We evaluated the risk of breast cancer in relation to the frequency of consumption of a few selected dietary items. Data were used from a case-control study of 1,108 histologically confirmed breast cancer patients and 1,281 control subjects who were in the hospital for acute conditions unrelated to any of the established or suspected risk factors for breast cancer. Moderately elevated risk estimates were associated with higher levels of fat consumption in seasonings [butter, margarine, and oil, relative risk (RR) = 1.34, 95% confidence interval (CI) = 1.06-1.71] and meat (RR = 1.36, 95% CI = 1.12-1.65), whereas a reduced risk (RR = 0.42, 95% CI = 0.34-0.51) was associated with a more frequent green vegetable consumption. It was not possible to show that these associations were incidental, because allowance for several identified potential confounding factors, including the major identified or potential risk factors for breast cancer, did not materially modify the risk estimates. Further, no appreciable interaction emerged with age or menopausal status, because the diet-related risk estimates were similar in pre- or postmenopausal women. However, the implications of these findings in terms of specific micronutrients (e.g., retinol or β-carotene) and biological correlates are still unclear. Alcohol consumption was significantly greater among breast cancer cases, with a multivariate risk estimate of 2.92 for the highest level. Thus, the present findings confirm that various aspects of diet may influence the risk of breast cancer, although the small amount of available knowledge does introduce serious uncertainties in any discussion of the potential implications in terms of prevention on a public health scale.
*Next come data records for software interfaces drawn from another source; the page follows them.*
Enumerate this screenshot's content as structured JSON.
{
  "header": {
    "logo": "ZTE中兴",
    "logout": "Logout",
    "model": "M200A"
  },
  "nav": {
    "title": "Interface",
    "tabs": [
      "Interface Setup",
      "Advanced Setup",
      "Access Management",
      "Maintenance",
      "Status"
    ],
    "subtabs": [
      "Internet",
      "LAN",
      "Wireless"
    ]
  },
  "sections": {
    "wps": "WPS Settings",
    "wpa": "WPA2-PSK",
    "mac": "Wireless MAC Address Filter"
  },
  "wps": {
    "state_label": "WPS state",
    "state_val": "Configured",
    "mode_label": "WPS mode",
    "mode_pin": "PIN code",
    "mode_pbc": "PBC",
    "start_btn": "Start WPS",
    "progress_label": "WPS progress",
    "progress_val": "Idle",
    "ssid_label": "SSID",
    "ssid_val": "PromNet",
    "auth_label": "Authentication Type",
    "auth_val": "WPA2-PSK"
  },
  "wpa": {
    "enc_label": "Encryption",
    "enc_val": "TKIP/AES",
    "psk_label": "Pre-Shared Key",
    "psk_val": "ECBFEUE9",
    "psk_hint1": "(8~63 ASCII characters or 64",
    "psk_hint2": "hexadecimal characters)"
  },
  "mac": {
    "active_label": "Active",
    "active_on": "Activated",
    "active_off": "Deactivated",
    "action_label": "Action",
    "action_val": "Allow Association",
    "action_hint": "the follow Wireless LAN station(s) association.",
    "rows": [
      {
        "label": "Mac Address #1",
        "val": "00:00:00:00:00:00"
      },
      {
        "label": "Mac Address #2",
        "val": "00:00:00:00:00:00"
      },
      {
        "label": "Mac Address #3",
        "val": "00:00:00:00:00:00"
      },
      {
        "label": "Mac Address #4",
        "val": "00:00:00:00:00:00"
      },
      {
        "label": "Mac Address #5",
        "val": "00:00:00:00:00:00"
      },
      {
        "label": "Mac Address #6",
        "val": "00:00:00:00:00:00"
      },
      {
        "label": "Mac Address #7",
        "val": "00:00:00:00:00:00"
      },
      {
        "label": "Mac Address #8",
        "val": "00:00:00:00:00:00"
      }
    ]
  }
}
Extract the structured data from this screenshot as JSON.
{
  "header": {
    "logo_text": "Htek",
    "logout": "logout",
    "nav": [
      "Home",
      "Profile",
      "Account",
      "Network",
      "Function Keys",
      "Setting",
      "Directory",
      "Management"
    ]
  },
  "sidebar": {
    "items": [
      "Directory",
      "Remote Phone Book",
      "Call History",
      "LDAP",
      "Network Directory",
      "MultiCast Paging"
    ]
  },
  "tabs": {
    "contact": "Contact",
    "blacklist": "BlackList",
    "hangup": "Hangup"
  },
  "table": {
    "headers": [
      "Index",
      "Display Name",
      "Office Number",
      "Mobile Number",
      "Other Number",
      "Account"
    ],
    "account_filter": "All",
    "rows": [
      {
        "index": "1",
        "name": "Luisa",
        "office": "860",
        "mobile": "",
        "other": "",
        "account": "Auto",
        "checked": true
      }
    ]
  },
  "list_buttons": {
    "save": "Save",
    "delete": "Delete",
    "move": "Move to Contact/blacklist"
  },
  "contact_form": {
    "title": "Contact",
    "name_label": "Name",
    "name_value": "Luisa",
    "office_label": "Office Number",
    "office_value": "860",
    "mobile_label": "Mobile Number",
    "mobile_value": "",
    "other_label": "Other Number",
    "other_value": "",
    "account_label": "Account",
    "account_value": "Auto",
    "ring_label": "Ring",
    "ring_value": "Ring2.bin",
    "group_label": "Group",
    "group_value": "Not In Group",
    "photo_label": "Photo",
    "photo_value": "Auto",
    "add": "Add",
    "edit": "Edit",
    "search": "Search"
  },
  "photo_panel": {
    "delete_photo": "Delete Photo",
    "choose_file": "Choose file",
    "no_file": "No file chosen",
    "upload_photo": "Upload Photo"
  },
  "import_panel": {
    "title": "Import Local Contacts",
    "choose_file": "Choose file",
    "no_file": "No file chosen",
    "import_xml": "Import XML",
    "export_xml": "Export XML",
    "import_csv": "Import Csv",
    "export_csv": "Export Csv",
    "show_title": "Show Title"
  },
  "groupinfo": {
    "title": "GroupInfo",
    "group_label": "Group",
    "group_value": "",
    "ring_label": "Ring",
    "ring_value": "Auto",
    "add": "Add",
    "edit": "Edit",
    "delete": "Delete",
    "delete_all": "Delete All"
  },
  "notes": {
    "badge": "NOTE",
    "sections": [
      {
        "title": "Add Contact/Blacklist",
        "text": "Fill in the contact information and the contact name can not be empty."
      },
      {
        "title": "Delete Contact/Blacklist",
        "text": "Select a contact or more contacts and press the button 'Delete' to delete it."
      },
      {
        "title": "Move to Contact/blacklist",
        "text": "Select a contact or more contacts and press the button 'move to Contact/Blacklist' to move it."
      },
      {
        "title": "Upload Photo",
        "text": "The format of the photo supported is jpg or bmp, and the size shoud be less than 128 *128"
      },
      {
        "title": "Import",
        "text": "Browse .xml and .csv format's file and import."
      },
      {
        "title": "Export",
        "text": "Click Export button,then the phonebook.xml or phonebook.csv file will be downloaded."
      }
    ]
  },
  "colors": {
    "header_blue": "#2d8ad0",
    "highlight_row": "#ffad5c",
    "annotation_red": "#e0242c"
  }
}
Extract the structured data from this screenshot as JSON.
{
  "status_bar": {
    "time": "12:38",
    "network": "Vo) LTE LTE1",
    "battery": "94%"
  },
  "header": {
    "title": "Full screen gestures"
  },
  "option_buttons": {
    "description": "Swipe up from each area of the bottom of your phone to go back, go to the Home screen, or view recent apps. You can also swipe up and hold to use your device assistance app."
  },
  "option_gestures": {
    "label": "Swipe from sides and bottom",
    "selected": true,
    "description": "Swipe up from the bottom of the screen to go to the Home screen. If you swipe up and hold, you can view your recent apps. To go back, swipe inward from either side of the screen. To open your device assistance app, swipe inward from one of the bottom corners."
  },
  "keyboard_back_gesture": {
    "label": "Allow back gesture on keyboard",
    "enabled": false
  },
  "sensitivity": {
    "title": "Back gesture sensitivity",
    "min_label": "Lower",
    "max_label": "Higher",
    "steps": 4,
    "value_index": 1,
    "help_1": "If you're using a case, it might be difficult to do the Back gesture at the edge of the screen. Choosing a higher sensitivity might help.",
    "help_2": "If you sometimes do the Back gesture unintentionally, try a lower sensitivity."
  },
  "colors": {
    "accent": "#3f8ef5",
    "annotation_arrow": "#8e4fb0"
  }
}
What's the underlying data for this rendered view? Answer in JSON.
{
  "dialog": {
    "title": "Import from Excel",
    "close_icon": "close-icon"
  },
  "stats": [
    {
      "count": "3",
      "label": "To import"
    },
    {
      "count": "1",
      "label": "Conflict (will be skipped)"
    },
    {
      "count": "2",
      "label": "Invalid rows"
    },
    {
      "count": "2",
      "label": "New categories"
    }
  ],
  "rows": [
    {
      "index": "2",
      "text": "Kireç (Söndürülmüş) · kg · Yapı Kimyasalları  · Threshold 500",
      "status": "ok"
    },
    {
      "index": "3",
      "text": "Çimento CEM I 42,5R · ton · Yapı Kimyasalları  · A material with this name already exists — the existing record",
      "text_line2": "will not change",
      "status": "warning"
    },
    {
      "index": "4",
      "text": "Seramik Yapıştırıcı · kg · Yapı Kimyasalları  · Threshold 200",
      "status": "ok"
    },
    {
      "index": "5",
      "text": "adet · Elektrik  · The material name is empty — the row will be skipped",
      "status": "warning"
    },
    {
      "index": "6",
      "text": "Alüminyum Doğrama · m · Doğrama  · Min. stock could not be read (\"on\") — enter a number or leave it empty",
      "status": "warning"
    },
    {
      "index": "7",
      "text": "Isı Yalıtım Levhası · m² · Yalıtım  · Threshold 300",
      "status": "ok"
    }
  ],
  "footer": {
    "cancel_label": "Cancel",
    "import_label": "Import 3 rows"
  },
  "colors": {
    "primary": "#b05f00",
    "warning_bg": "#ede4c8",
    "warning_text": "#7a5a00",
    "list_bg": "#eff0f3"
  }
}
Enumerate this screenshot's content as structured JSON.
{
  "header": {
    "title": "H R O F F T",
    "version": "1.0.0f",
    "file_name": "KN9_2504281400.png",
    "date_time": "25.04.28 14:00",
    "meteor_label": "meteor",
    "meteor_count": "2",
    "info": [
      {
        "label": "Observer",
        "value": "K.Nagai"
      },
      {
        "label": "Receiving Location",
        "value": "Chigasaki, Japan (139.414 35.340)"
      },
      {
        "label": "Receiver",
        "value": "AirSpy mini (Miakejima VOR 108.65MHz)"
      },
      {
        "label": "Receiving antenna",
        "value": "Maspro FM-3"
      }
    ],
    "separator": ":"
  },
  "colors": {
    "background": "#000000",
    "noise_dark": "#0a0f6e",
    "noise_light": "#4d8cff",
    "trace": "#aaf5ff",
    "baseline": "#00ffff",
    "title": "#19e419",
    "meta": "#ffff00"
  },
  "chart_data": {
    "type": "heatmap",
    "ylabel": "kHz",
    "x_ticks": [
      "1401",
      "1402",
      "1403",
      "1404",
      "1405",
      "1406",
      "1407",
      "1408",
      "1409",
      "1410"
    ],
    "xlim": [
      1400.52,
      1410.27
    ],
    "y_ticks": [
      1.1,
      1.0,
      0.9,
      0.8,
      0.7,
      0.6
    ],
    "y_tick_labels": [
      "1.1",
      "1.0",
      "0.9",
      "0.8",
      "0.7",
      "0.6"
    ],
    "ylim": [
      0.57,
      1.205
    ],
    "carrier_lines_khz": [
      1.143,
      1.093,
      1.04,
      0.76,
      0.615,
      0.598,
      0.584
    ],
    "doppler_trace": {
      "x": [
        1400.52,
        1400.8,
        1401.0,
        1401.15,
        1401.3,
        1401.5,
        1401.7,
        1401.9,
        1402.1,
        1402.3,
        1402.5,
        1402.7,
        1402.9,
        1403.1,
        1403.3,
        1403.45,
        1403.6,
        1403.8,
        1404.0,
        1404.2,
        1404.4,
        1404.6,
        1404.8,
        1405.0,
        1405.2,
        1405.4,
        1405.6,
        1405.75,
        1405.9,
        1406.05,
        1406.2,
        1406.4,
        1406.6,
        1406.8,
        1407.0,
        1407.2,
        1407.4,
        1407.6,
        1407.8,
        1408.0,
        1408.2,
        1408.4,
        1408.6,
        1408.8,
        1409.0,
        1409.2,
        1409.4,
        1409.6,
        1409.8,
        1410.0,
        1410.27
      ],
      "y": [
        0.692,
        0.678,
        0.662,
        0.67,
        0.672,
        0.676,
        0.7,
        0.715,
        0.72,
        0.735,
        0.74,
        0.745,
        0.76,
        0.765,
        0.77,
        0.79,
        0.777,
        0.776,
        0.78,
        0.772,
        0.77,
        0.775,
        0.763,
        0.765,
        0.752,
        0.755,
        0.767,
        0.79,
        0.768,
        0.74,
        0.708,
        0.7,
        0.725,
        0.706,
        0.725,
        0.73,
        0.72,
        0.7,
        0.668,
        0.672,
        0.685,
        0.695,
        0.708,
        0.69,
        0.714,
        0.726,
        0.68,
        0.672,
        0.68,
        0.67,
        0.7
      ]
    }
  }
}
|Number of pages||10|
|Journal||Nutrition and Cancer|
|Publication status||Published - 1987|
ASJC Scopus subject areas
- Food Science
- Medicine (miscellaneous)